Spencer’s first ex-wife Karen lives in his old house with his two kids.  It's a little tudor in a nice neighborhood.  I remember Karen as the woman that stood next to Spencer at shows like Calexico at the Beachland.  She usually didn’t say anything.  I would go over to say hello to Spencer and then Spencer, always polite, would offer “You remember my wife Karen?”.  Karen would then grimace out a smile and nod her head while she said “Hello.  It’s nice to see you again.” while maintaining the vibe that it definitely wasn’t nice to see you again.  I never understood how those two were together in the first place.  I think she was his college girlfriend and then marriage was just the next thing to do after graduation.  Karen now spends most of her time defending the yard against weeds, baking perfect cupcakes, and using the kids in a passive aggressive way against Spencer on his court approved two (2) visitation days weekly for not more than four (4) hours.

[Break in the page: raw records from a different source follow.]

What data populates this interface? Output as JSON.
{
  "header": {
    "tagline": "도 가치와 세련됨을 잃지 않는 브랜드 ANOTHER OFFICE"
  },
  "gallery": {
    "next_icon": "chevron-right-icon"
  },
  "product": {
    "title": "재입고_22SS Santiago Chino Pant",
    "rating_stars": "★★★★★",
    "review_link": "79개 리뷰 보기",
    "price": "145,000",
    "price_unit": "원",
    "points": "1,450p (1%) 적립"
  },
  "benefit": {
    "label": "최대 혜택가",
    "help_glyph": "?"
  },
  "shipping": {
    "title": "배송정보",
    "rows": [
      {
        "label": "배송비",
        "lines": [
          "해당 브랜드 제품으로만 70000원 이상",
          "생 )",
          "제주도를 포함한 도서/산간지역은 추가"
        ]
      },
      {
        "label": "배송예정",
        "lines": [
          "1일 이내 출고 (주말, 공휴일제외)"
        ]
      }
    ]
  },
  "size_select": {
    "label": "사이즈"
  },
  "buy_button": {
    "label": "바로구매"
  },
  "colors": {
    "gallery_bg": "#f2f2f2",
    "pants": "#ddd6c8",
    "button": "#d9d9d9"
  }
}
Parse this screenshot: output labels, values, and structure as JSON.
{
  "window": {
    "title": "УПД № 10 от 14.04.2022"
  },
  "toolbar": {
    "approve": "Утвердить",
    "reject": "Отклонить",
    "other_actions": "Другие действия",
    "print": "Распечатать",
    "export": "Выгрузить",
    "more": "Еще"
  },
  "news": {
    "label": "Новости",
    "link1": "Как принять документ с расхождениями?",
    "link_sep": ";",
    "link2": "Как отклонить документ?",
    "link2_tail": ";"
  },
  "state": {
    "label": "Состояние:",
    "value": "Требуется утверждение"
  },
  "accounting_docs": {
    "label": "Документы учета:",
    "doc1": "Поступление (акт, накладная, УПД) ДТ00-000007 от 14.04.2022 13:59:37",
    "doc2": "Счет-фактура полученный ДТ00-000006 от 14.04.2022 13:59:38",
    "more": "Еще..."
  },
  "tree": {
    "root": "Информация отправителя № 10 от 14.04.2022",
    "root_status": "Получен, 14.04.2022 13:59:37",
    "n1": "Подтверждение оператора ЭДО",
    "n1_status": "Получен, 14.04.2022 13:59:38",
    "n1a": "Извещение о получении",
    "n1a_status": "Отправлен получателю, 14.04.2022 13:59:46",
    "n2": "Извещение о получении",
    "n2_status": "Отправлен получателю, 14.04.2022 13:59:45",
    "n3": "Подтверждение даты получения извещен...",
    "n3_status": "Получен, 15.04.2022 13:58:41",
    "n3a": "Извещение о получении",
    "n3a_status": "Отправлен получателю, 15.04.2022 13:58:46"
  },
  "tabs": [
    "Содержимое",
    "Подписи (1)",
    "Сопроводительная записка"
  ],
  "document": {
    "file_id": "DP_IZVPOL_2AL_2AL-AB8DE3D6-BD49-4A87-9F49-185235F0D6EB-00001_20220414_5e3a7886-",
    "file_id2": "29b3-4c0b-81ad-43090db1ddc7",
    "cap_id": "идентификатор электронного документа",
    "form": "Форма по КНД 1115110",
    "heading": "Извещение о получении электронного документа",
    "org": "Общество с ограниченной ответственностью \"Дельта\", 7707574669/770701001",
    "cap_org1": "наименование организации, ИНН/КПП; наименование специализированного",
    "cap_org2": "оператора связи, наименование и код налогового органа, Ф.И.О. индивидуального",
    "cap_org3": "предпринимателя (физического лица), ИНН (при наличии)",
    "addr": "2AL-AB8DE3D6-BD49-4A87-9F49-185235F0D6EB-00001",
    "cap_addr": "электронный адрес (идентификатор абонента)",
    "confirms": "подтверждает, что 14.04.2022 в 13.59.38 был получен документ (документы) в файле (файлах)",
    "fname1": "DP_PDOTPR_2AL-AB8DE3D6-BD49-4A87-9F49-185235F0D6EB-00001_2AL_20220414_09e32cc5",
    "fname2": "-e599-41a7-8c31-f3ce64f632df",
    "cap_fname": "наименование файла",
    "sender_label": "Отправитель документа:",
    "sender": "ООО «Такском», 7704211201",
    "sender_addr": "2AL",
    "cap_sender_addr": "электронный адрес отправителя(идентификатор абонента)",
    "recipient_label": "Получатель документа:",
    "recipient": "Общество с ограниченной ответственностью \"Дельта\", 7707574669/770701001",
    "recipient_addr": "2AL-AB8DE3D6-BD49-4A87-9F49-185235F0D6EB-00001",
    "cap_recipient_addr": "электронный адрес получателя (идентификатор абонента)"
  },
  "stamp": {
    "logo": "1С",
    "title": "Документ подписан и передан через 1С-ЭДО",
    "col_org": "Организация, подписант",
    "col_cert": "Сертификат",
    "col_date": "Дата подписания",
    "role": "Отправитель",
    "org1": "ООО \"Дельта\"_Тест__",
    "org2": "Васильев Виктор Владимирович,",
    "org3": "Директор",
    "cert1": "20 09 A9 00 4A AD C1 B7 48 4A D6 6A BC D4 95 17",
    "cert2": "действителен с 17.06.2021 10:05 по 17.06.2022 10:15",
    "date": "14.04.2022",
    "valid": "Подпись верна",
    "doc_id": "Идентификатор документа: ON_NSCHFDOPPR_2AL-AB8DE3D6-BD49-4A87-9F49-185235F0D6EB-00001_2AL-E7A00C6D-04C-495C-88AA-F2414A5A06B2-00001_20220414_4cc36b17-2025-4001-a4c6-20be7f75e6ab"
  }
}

Spencer had gotten mixed up with this woman named something groovy like Crystal or Jasmine.  It sounded like a stripper name to me.  He saw every red flag and just kept going.  I remember one rambling conversation I had with her once where she told me in non-linear fashion about her time in the Peace Corps, studying abroad in Barcelona, working in a hotel in Oslo, a confusing real estate job in the Cayman Islands, and about how her last fiancé “wasn’t supportive of her yoga”.  That one sentence alone should have shouted out “stay away!”, but to me the kicker was that she drove a Jeep Wrangler with the spare tire cover proclaiming “It’s a Jeep thing.  You wouldn’t understand.”  She designed jewelry from sea glass and made Spencer drive her out to every goddamn flea market/art walk in the region.  I remember seeing him sitting on a wooden chair behind her card table of junk while she was talking to a couple of hippies about “her journey”.  He looked happy though. 

A few months later I saw Spencer at the Beachland.  He told me that he and Crystal (or Jasmine) were no longer together.  The kicker was that fueled up on rum, he had married her on the beach at Ocho Rios.  Two or three weeks after their undoubtedly mystical ceremony, he received a letter while at work.  It was from Crystal/Jasmine stating that she was leaving him, leaving Ohio, and needed to “continue her journey of growth alone” which he would ostensibly be paying for based on the attached legal documents.  You would think he would have been pissed, but he wasn't.  "Best time of my life." I heard him call his time with Crystal/Jasmine once.  Spencer has since moved to a bleak apartment complex in Willowick filled with guys that started almost every conversation with the sentence “My fucking ex-wife…”.

Spencer had picked up his old guitar and amp from Karen's house and started playing music again with some of the guys in the apartment complex.  They had some Poco Tribute band going.  I have no idea why anyone would make a Poco Tribute band.  Do you fight to play the Richie Furay songs?  I suspect that if the guys invite enough of their friends to a gig, they could outdraw the actual band Poco.  He seemed kind of happy about the band, at least as happy as Spencer ever came off.  "Yeah man, it's good to play again.  I gotta do something.  If not I'm just waiting around to die."  

I got a garage door opener ad in the mail a few days ago.  I wondered if Spencer did it.